It varies. Some stories begin with an anecdote or scrap of conversation that has stuck with me—or a person. "At the Track" and "Leaping Clear" feature characters that are loosely based on my grandmothers. Creating fiction means that almost all the details change along the way, but I can still hear their voices when I read the story, and that is a comfort, now that they're gone. Maybe preservation was part of the motivation for writing, I'm not sure.
For other stories, like "Maquila Bird", it's a mystery how a character arrives. I visited maquiladoras as part of a previous job, and I've thought a lot about labour rights, and handicraft versus mass production, but Maru is entirely invented.

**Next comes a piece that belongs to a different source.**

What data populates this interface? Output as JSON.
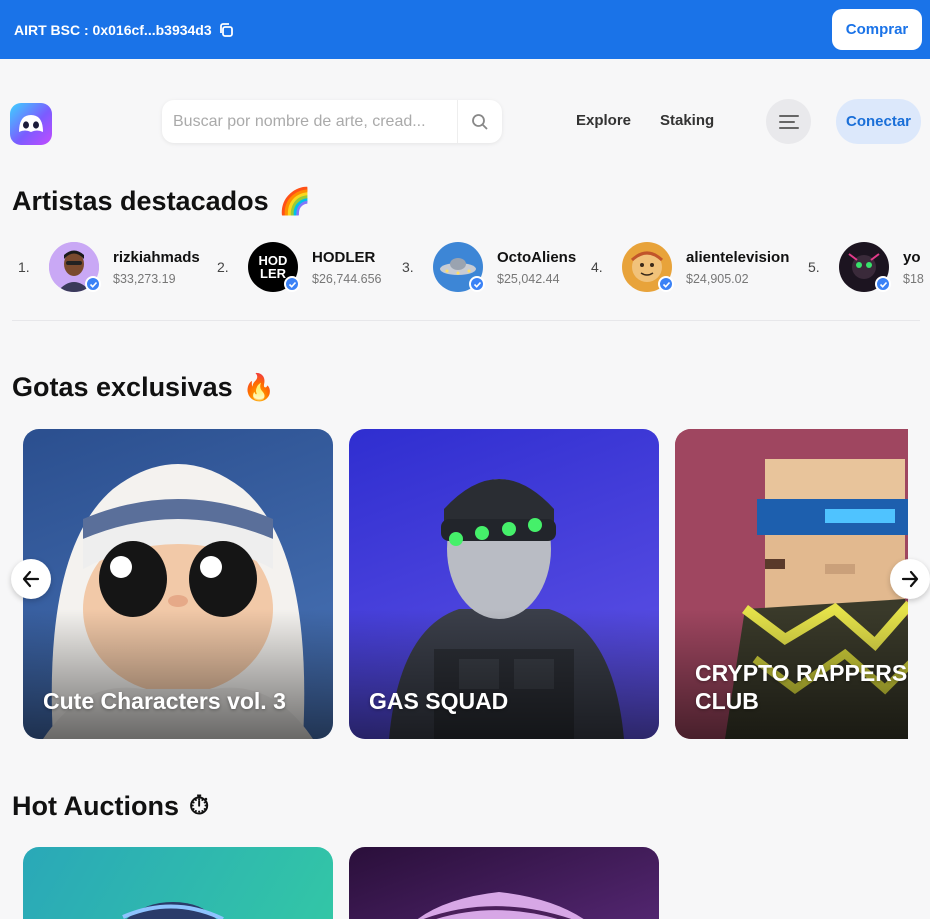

Except for her name—I met a Mexican woman, long ago, named Maria Eugenia, and her nickname was Maru. I always liked that name. I kept it in the story, even after the emergence of Maru the anime character and Maru the famous YouTube cat.
What is the value of this act of imagination—of inhabiting and writing inside of someone different from yourself? Are there characters you wouldn't choose to inhabit or stories you wouldn't choose to tell? How do you know when a character/voice/story belongs to you?
I have more questions than answers about this. Fundamentally, I think the value—beyond whatever artistic value exists—lies in cultivating and exercising empathy. Not unlike reading widely. Understanding the other.
Whether we can succeed when we try to embody a character far from our own circumstances is another question. I do ask myself, Can I tell this story? on a regular basis. And yet, I don't think any character/voice/story belongs to me. It's a version, an attempt, and someone else will do it differently.
Diving into unfinished stories and a longer project. And I'm thrilled to announce that I'll be interviewing Canadian authors for TNQ. Visit this space soon for Launched, a regular column focused on new Canadian books.
Carrie Snyder is the author of three books of fiction for adults, most recently, Girl Runner, and two books for children. She teaches creative writing at the University of Waterloo, and lives in Waterloo, ON with her family.
Photos provided by Laura Rock and Shari Lovell Photography